Smaller soft plastics around 3” long, rigged on 1/4oz heads, can be fished around the weed and lily edges. Slow rolling and burn-and-kill retrieves out from the edge will produce the goods.
Reaction baits like spinnerbaits, beetlespins, suspending jerkbaits and lipless crankbaits will all get attention when fished close to the weed or around any schooling bass.
Surface fishing in the early morning and late afternoon is always a good rush. The bass in this lake like topwater lures and there’s plenty of structure from which to launch their ambush. Eddy’s Surface Busters and Rio’s Rubber Lips are proven fish takers.
Not many people have targeted the barra which have been stocked into this lake. Some barra may turn up over the next few warmer months for those chasing bass, but it won’t be until someone cracks the pattern using larger lures that good numbers are taken. So far, not many barra have been stocked, though there are sure to be some caught this year.
When travelling in to the lake, take care on the road. It is all dirt through the forest to the lake. Although the road is graded and reasonably well maintained, rain and traffic soon make it pretty rough and corrugated in places. There’s no point wrecking trailers or damaging boats by going too fast.
Paul Dolan runs a charter operation on Lenthalls and the Fraser Coast area. His years of experience and dedication to the sport of fishing have given him a wealth of knowledge. To book a charter and learn some of his tricks, call him at Fraser Coast Sportfishing and Eco Adventures on 0407 764 350.

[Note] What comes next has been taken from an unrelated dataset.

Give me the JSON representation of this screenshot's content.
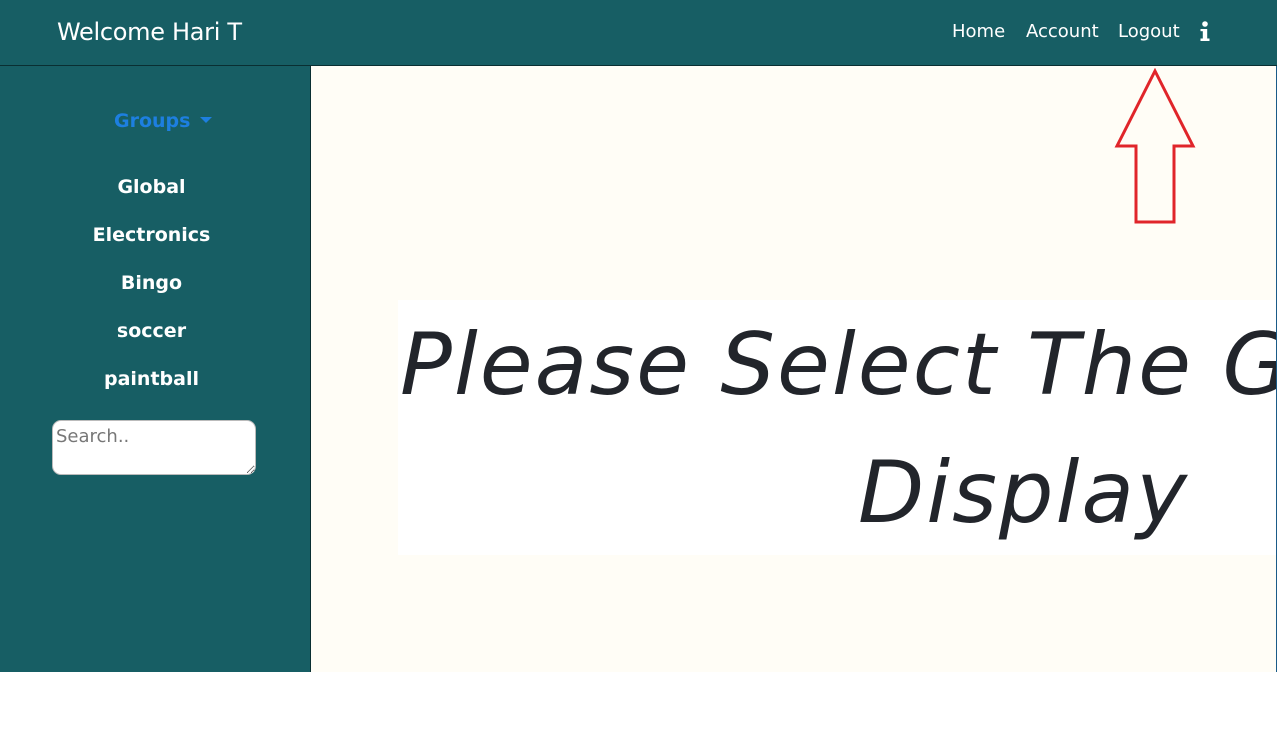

Surface fishing has been spectacular. This is set to continue with the ongoing hot weather and plenty of insects hatching. Lures such as Teeny Torpedoes and River2Sea Buggi Pops, worked along the banks in both arms, have been catching plenty. Flyfishing the surface is also an option. Dahlberg Den is always a good spot to try when targeting fish on top.
Quite a few bigger fish are falling for lipless crankbaits worked around the edges. The edges of The Island tend to hold bigger fish. It’s hard to go past the TN60 and Mask Vibe from the Jackall range. These proven Japanese lures always seem to out-fish other lipless crankbaits.
It’s important to make lure changes to keep the fish coming into the boat all day. During the heat of the day, slow rolled plastics will account for some bass. Sliders rigged on 1/4oz or 1/8oz jigheads are a popular choice for these deeper fish.
Be sure to purchase a fishing permit from the dam kiosk or the Gold Coast City Council before trying your luck on this scenic impoundment.
For further information on what’s been happening in the area, call in and see the guys at Gold Coast Fishing Tackle in Nind Street. You’ll find a great range of tackle here at competitive prices. After getting a few tips and inside info, you’ll be feeling more confident about heading out on your next trip.Reads: 1019